Barney, a 5-feet, 200-pound, 4-year-old black bear rescued out of Oregon a few years ago, started off the show taking treats from Steele's hand for "standing up like a big bear."
These days Barney is the star of the show, Steele said. The former star, a 26-year-old named Andy, has retired in recent years due to arthritis and old age but still comes along when his owner goes traveling. Steele said that as long as Andy can get in and out of the trailer, he's welcome company on road trips.
As Barney and Cindi performed, Andy napped; Steele said he often naps after a meal. Feeding the three bears is no small task, with each requiring between 5 and 30 pounds of food a day depending on the time of year, Steele said.
As if operating a restaurant, Steele said he buys fruit, vegetables, fish and other meat from wholesalers to help with the cost.
It's possible the bears can smell Steele returning with a truckload of food before they see him. Bears generally have a sense of smell seven times stronger than bloodhounds and 21 times stronger than humans, he said.
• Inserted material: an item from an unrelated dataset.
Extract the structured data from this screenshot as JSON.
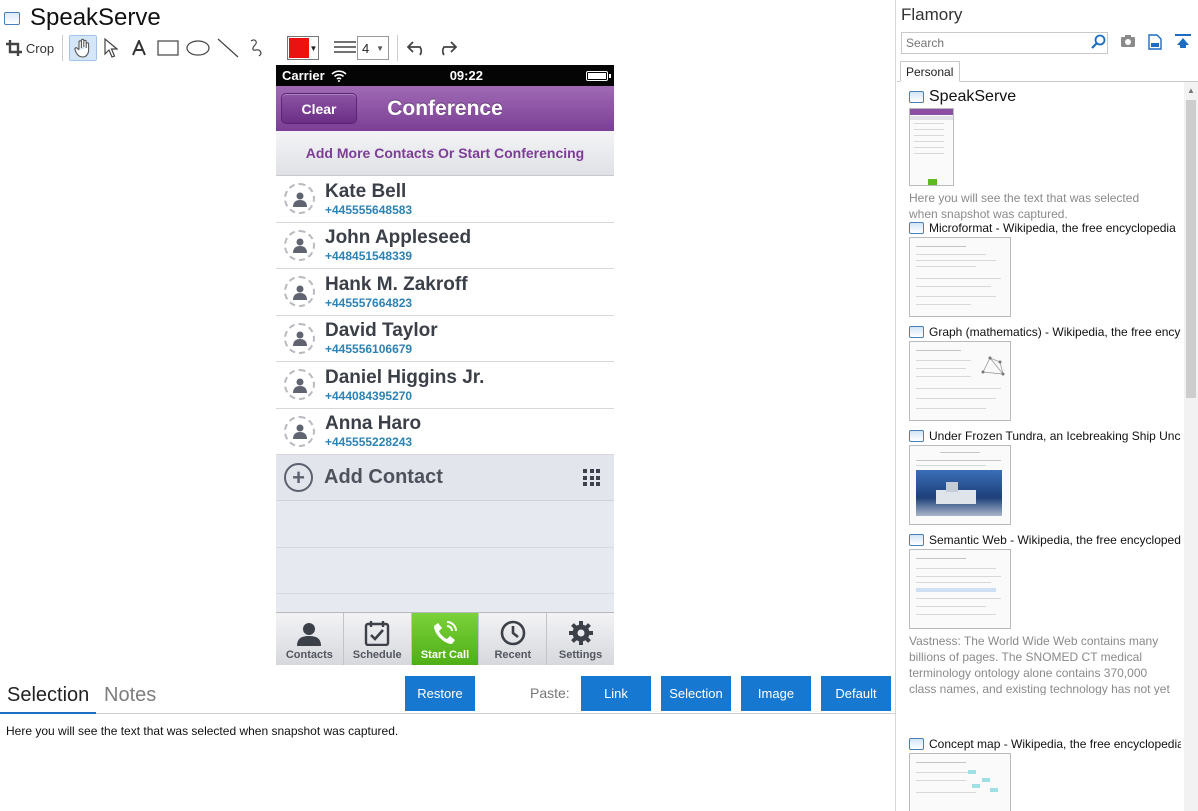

Bears have been documented smelling food from between four and five miles away, but Steele said under the right wind conditions he believes a bear can smell food from 20 miles away.
Steele said he's worked with other kinds of bears, including grizzly and polar bears, since he began working with large mammals full time in 1977. Each type needs to be dealt with differently, he said.
Grizzly bears require more one-on-one attention because of their solitary nature, and polar bears need to be treated like both a bear and a tiger because of their strong carnivorous instincts, Steele said.
Steele said Montanans are generally more "bear aware" than the residents of other states where he takes his Texas-based traveling bear show. Still, Steele made sure to tell the audience about the tricks he showed them: "You don't want to try it out in the wild."